▶ Task item: Could you retype all of the entries below word for word?

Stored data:
----
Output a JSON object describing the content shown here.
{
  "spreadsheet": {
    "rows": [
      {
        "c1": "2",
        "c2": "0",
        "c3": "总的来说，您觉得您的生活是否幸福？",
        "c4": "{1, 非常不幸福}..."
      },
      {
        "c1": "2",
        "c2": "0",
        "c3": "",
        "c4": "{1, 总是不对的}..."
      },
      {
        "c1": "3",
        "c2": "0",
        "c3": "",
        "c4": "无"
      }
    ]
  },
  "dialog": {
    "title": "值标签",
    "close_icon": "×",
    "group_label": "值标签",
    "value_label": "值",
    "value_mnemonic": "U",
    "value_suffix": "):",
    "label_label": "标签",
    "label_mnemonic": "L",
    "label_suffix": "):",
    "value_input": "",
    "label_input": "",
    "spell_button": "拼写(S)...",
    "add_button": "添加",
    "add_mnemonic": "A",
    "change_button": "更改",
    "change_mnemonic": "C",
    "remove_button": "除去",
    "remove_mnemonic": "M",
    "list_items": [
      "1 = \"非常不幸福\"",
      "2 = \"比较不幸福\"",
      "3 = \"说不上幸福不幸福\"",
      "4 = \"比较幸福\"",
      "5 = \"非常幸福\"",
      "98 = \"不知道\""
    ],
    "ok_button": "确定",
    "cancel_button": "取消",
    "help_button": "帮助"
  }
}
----
▶ Solution below:
Output a JSON object describing the content shown here.
{
  "spreadsheet": {
    "rows": [
      {
        "c1": "2",
        "c2": "0",
        "c3": "总的来说，您觉得您的生活是否幸福？",
        "c4": "{1, 非常不幸福}..."
      },
      {
        "c1": "2",
        "c2": "0",
        "c3": "",
        "c4": "{1, 总是不对的}..."
      },
      {
        "c1": "3",
        "c2": "0",
        "c3": "",
        "c4": "无"
      }
    ]
  },
  "dialog": {
    "title": "值标签",
    "close_icon": "×",
    "group_label": "值标签",
    "value_label": "值",
    "value_mnemonic": "U",
    "value_suffix": "):",
    "label_label": "标签",
    "label_mnemonic": "L",
    "label_suffix": "):",
    "value_input": "",
    "label_input": "",
    "spell_button": "拼写(S)...",
    "add_button": "添加",
    "add_mnemonic": "A",
    "change_button": "更改",
    "change_mnemonic": "C",
    "remove_button": "除去",
    "remove_mnemonic": "M",
    "list_items": [
      "1 = \"非常不幸福\"",
      "2 = \"比较不幸福\"",
      "3 = \"说不上幸福不幸福\"",
      "4 = \"比较幸福\"",
      "5 = \"非常幸福\"",
      "98 = \"不知道\""
    ],
    "ok_button": "确定",
    "cancel_button": "取消",
    "help_button": "帮助"
  }
}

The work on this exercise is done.